* **What you should do**
Scan the records below and copy every line that contains the string "paper".

* **Material for the task**
★ ★ ★ ★

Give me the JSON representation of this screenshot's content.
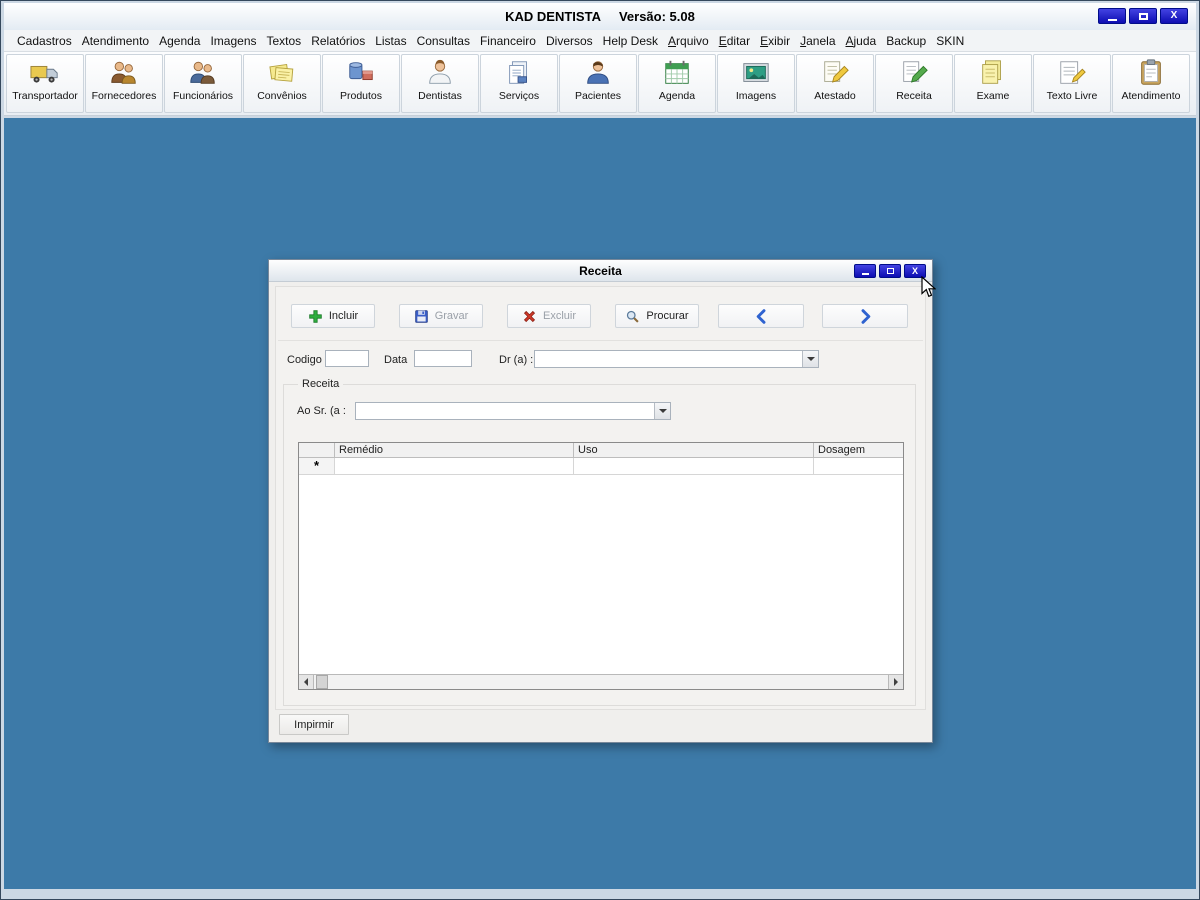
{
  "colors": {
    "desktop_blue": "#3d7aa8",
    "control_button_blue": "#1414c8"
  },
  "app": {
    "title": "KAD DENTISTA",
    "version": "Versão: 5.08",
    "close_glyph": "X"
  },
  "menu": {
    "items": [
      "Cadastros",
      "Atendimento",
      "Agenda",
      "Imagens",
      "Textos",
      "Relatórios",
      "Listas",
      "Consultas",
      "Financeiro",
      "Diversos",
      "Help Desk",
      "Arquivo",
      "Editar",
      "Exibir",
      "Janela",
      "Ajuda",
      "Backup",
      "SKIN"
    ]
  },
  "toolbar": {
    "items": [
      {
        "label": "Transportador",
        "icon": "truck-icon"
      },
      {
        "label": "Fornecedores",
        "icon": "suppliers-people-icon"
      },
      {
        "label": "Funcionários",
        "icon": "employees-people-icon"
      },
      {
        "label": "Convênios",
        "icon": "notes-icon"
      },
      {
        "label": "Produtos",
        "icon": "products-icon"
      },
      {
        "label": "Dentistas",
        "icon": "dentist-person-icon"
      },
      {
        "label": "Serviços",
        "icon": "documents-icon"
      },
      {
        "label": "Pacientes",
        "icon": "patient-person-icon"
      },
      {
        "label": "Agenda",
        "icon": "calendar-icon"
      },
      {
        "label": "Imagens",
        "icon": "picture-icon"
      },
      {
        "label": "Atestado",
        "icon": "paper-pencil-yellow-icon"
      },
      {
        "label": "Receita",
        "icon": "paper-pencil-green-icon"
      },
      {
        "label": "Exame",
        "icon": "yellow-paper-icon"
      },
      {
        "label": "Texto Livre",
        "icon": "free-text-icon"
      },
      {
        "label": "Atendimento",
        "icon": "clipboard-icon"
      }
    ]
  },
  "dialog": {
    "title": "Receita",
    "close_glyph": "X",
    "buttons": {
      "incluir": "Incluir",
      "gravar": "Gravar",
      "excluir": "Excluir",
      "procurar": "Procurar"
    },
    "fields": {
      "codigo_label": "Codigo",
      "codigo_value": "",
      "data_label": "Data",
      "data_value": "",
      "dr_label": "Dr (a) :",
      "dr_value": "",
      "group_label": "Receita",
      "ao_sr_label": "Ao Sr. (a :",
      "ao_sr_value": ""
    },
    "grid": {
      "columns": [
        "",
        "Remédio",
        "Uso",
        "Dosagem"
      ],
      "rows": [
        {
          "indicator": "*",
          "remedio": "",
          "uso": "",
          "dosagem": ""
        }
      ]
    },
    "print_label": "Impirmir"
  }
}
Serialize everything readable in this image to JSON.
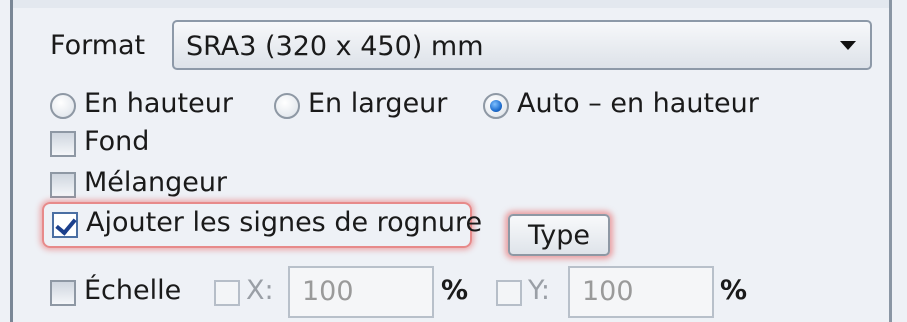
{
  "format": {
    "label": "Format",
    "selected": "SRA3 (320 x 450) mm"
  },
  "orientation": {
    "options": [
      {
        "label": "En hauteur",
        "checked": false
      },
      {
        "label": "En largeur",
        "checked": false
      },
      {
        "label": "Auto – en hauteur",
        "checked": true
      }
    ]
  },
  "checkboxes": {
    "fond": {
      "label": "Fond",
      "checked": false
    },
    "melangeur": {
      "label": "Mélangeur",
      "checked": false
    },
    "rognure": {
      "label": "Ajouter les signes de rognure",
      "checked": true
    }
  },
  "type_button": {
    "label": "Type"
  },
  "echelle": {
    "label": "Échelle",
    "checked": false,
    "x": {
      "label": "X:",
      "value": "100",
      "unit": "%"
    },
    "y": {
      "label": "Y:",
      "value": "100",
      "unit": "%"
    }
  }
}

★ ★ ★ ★

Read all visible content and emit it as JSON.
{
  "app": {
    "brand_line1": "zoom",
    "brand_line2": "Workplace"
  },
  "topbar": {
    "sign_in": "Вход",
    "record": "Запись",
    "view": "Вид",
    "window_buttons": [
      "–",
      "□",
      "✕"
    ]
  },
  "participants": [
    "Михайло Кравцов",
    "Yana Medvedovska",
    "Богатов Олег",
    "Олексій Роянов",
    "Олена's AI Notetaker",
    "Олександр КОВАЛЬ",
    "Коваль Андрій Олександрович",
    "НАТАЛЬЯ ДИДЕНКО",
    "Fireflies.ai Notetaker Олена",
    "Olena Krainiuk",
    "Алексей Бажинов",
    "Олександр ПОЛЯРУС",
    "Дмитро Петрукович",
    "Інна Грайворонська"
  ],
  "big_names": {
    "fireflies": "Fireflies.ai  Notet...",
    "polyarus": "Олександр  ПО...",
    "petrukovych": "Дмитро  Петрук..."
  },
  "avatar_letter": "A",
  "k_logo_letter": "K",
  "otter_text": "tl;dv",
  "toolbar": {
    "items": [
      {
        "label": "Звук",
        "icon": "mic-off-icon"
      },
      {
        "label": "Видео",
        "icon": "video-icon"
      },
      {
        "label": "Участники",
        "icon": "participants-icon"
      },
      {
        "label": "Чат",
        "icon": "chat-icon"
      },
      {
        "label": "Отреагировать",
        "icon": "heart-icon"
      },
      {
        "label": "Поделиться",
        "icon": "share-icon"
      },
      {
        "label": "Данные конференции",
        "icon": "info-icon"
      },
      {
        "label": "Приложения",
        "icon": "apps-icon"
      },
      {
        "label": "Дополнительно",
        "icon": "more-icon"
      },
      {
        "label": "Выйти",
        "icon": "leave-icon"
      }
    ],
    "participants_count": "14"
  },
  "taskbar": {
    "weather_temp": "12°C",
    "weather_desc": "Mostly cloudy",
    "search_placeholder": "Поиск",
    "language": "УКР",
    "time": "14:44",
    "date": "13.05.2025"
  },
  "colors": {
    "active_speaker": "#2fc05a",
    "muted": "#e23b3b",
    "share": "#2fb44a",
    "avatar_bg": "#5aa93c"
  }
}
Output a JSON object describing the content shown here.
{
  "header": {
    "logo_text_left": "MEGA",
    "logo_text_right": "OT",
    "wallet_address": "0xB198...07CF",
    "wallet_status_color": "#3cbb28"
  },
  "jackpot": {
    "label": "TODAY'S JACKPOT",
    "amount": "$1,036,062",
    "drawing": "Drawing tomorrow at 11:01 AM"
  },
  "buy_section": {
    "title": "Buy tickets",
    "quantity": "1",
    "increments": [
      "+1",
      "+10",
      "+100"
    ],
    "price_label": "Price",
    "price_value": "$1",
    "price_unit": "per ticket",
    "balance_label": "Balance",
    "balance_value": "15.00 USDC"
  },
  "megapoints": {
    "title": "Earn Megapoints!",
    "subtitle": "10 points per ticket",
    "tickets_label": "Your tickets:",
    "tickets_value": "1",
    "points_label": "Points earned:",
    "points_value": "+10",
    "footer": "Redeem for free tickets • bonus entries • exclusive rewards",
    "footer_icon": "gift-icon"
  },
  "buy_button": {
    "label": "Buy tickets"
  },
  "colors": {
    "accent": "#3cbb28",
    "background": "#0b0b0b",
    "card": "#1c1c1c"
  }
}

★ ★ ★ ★

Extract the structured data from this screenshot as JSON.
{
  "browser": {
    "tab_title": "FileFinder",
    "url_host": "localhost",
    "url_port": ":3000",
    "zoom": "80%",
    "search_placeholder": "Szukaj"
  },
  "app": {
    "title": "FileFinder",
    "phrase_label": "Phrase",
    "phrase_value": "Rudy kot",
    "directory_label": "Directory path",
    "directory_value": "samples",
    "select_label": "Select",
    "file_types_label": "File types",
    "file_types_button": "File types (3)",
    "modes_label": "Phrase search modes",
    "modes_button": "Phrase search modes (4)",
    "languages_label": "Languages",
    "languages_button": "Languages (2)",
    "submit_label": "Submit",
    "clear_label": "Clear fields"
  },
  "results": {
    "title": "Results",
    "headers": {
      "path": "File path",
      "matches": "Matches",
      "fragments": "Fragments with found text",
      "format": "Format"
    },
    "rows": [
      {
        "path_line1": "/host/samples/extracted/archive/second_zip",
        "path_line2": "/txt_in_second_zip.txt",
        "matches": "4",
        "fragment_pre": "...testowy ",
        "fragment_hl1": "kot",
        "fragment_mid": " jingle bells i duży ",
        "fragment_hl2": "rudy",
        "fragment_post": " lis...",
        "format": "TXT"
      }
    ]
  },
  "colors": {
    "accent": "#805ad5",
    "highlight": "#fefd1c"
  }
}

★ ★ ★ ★

* **Problem solution**
        "icon": "paper-pencil-yellow-icon"
        "icon": "paper-pencil-green-icon"
        "icon": "yellow-paper-icon"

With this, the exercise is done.